Problem details
Look through the data and write out every line with the word "replies" in it.

Data excerpts
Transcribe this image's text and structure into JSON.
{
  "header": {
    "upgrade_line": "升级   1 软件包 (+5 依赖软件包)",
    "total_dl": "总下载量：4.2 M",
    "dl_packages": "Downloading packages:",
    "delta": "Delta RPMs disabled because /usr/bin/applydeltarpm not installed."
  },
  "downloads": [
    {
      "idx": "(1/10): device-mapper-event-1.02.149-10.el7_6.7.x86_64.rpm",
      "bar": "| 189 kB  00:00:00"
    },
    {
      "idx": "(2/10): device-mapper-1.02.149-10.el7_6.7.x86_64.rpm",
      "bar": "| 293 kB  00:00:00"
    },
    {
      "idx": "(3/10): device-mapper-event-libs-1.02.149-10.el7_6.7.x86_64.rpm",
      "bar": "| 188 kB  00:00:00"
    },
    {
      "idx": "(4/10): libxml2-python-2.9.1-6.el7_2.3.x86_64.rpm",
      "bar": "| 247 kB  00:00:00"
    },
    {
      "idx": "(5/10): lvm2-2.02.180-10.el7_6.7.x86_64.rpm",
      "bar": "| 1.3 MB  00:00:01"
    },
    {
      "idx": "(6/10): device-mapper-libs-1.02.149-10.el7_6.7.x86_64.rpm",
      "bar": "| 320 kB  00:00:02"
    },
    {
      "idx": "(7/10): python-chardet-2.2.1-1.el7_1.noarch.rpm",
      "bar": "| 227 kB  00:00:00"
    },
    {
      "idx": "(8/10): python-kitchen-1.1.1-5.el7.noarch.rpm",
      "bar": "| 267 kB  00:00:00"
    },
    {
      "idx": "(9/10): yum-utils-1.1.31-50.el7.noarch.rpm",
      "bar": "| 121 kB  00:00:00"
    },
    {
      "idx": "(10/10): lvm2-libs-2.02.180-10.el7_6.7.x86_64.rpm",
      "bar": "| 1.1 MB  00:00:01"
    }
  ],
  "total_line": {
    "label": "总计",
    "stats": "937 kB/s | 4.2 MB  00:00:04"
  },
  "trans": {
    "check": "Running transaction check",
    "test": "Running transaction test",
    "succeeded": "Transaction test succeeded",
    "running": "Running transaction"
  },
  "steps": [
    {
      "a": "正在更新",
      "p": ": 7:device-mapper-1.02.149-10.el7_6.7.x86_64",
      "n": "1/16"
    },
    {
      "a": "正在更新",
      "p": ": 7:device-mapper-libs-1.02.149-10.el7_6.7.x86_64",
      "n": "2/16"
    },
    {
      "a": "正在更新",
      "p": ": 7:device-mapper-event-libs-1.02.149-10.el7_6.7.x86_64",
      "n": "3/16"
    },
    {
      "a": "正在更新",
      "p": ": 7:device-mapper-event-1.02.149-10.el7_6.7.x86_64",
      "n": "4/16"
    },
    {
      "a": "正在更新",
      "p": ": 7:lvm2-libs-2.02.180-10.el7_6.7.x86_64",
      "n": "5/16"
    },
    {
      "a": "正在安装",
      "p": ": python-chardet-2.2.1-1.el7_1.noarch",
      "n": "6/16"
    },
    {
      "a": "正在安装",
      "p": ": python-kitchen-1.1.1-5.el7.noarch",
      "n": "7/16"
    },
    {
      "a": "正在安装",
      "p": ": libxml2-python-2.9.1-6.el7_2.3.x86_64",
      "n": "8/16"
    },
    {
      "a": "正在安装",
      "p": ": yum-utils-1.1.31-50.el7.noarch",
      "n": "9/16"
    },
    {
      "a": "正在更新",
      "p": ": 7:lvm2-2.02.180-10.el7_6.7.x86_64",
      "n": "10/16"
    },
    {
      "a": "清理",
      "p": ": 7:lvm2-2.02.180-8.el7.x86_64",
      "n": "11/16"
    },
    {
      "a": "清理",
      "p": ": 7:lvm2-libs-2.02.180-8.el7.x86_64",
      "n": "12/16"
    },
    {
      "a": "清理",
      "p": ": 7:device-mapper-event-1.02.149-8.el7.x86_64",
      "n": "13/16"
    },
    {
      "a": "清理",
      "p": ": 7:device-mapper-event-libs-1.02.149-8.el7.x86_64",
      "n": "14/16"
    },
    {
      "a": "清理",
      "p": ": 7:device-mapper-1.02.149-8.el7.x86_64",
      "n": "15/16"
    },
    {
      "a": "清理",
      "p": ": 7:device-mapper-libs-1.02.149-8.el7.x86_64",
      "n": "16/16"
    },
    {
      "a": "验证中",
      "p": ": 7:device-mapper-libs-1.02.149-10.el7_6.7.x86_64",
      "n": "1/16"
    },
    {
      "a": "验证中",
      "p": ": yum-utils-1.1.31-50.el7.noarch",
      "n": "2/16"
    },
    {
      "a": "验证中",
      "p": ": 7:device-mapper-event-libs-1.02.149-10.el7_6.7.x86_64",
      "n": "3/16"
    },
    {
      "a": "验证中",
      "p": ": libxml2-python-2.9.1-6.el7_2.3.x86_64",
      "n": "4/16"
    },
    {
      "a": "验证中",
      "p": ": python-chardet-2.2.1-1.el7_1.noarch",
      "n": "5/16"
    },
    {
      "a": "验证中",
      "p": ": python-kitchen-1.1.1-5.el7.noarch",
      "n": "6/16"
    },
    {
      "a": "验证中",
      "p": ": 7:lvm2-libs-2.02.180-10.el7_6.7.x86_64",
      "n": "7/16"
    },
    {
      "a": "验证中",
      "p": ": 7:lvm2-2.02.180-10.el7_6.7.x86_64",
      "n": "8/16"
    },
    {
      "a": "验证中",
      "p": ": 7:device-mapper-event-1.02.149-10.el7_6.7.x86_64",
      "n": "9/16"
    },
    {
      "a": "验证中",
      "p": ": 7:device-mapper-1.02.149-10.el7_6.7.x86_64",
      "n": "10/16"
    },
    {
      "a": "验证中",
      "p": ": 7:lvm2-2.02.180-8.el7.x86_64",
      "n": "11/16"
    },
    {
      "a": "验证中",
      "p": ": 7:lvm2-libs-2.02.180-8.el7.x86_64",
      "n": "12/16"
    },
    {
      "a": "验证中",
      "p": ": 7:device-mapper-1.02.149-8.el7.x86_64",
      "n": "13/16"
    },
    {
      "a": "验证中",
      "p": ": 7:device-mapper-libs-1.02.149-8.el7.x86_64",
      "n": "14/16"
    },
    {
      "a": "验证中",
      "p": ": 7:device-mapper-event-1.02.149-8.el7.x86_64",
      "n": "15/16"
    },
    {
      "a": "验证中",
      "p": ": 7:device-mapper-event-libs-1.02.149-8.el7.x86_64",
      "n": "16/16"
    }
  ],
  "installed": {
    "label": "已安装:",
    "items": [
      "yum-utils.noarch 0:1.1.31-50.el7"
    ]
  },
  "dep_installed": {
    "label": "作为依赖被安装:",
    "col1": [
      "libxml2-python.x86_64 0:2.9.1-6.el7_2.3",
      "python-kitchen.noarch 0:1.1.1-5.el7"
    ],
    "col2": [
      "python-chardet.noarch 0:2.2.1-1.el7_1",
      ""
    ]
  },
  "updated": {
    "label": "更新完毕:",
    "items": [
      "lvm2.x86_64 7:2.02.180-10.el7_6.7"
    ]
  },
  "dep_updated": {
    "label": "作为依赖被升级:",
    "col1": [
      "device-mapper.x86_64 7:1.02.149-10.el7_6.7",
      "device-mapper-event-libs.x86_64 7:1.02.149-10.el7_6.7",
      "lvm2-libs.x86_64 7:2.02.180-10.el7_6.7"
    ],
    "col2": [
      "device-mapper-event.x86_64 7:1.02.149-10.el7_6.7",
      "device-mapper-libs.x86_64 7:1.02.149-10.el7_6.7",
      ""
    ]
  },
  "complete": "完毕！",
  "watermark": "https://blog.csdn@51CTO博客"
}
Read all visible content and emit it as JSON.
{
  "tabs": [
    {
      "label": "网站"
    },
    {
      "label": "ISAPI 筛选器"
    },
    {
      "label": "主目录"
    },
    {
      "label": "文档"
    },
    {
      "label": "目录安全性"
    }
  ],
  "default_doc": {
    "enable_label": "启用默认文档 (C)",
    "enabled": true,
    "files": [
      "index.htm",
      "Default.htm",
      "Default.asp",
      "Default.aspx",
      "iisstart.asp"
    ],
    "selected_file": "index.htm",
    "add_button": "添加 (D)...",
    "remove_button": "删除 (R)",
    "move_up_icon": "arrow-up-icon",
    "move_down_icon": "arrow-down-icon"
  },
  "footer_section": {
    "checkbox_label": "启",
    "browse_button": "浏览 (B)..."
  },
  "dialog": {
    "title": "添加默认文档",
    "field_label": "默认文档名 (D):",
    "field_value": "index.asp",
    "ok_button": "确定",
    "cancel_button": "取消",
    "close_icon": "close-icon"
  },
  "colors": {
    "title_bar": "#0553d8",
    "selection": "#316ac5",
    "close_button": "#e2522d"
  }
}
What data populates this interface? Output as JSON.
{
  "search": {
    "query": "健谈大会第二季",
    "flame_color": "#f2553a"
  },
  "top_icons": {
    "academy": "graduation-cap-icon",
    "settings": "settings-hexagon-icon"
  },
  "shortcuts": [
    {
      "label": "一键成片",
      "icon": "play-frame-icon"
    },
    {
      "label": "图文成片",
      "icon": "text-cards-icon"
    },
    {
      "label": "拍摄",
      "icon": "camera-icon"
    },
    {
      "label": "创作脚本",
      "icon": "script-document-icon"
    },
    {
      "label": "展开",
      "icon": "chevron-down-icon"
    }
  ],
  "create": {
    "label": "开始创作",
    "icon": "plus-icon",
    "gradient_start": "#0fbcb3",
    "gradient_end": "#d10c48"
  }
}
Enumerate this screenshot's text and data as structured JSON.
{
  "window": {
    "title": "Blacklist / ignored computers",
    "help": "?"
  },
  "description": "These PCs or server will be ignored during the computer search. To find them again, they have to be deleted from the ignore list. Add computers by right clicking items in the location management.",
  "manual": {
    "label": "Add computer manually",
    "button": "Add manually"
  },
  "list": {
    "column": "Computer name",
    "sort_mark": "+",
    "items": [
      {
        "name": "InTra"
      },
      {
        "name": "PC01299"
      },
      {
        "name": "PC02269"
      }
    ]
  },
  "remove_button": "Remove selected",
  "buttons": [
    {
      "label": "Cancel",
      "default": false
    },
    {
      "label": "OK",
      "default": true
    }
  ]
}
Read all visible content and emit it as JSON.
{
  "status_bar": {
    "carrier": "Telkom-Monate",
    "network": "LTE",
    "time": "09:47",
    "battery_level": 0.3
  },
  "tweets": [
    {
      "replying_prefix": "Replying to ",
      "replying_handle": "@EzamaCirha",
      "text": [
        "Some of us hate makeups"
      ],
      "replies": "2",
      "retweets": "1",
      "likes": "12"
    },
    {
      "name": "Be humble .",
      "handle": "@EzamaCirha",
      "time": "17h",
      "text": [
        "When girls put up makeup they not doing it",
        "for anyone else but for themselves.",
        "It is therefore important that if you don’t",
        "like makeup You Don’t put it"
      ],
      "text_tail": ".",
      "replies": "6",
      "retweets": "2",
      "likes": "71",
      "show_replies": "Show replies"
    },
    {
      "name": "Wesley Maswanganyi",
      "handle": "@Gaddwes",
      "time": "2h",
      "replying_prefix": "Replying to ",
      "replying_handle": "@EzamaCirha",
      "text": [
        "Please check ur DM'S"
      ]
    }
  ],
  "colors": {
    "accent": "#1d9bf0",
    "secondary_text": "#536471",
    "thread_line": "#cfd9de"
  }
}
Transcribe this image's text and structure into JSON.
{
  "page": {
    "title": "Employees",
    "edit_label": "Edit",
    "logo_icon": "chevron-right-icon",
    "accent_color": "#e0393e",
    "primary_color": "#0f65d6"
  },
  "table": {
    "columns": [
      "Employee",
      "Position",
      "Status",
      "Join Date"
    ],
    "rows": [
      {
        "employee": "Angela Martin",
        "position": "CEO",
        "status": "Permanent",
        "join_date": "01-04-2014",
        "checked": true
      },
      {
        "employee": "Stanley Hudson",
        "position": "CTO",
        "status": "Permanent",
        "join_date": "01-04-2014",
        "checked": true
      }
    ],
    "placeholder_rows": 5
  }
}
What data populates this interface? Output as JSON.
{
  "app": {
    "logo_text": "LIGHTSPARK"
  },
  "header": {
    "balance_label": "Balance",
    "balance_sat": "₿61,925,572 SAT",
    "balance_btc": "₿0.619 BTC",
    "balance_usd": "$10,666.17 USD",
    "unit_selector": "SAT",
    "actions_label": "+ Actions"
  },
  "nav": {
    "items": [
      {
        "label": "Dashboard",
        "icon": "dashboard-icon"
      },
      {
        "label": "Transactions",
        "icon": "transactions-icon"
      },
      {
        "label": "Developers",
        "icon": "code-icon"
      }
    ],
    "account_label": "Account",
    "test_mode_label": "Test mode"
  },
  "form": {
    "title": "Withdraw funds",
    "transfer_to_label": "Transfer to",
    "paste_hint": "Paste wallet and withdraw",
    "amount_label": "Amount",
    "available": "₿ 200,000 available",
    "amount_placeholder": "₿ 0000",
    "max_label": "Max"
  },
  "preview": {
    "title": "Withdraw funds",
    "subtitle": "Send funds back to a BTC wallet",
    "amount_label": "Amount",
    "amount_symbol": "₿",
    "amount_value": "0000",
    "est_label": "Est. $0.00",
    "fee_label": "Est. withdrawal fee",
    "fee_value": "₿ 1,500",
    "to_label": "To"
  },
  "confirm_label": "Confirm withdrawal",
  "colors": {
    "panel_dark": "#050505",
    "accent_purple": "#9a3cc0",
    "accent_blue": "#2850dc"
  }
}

Written solution
      "replies": "2",
      "replies": "6",
      "show_replies": "Show replies"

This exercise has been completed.